Back in June, I wrote about the Chancellor’s announcement in his emergency budget that the Government would look at overhauling legislation that would restrict pensions tax relief from April 2011. The Chancellor said at the time that he would assess the possibility of reducing the level of the annual allowance instead of implementing the previous Government’s plans to introduce a high income excess relief charge, which industry and employers’ bodies complained were too complicated and could deter pension saving.
Action has now been taken.
On 27 July 2010, HM Treasury published a discussion paper outlining its proposals for an alternative means of restricting pensions tax relief. The main proposals for discussion are as follows:
1. Reducing the annual allowance
The discussion paper says that the reduced level of the annual allowance would depend on how the restriction is designed, but it was likely to be between £30,000 and £45,000. The main points raised for discussion are:
a) A tailored annual allowance charge. Instead of the current flat-rate 40 per cent charge, contributions exceeding the annual allowance would be treated as the top slice of an individual’s income and subject to a recovery charge that would vary according to whether income is taxed at the higher rate or the additional rate;
b) Valuing defined benefit accruals. For valuing deemed contributions to defined benefit pension schemes, the Government proposes using a flat-rate factor in the region of 15-20 (the current factor being 10.) The Government Actuary’s Department suggests that a factor of 15-20 could lead to an annual allowance of £40,000 being needed;
c) Treatment of deferred members. Carving out deferred members from the annual allowance test would ease administrative burdens on schemes, but could raise potential fairness issues over the treatment of active members;
d) Exemptions from the annual allowance test. The Government proposes that contributions or accruals would not be tested against the annual allowance on death or when a serious-ill-health lump-sum is paid; and
e) Reducing the lifetime allowance. To maintain cohesion between the annual allowance and the lifetime allowance, the Government proposes reducing the latter from its current £1.8m level. Consequently, it seeks views on whether the value of rights receiving primary or enhanced protection should be frozen.
2) Managing the impact of the annual allowance charge in defined benefit schemes
The discussion paper identifies a number of issues that may arise in defined benefit schemes, particularly unusual ‘spikes’ in accruals by individuals who are not normally subject to an annual allowance charge. The paper offers several suggestions for dealing with such situations, including capping or smoothing accruals so they do not exceed the annual allowance, or redesigning or removing benefit elements that may cause spikes. The Government has said that it will look out for actions that try to take advantage of the flat-rate valuation of defined benefit accruals, such as awarding large pension increases or bringing forward the normal pension age.
3) Paying the annual allowance charge
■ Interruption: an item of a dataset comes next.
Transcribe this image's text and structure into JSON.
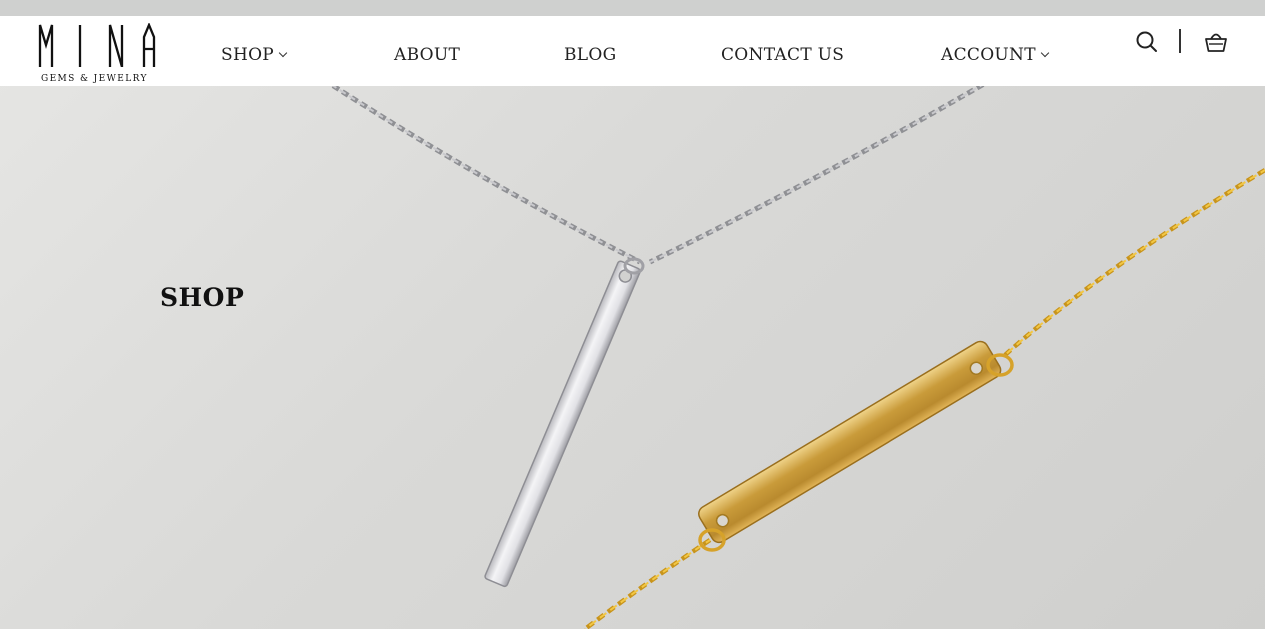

A revised annual allowance would still be assessed and collected through the self-assessment tax return. However, the Government has asked for views on whether the pension input period for the purposes of the annual allowance should be aligned with the tax year. Transitional measures will be included in legislation to cover those people who have already exceeded their reduced annual allowance by April 2011, but where their input period does not end until 2012.
4) Informing scheme members and HM Revenue & Customs
The Government suggests there is a case for requiring defined benefit schemes to inform members about their pension input amounts. Views are sought on whether schemes should be required to notify members specifically if their pension input amounts exceed the annual allowance.
What happens next?
All submissions to the discussion paper must be received by 27 August 2010. The Government will then decide by the end of September 2010 whether to proceed with reducing the annual allowance. If it does, the measures in the Finance Act 2010 to bring in a high income excess relief charge will be repealed.
However, this discussion paper shows that reducing the level of the annual allowance is potentially problematic for the Government. For example, there are fairness issues that need to be properly considered, particularly in relation to the comparative treatment of active and deferred members. Consequently, unless anti-avoidance provisions are included in any new legislation, it is possible that high-earners with substantial pension entitlements could manipulate the new regime to their advantage.
The Government has much to consider…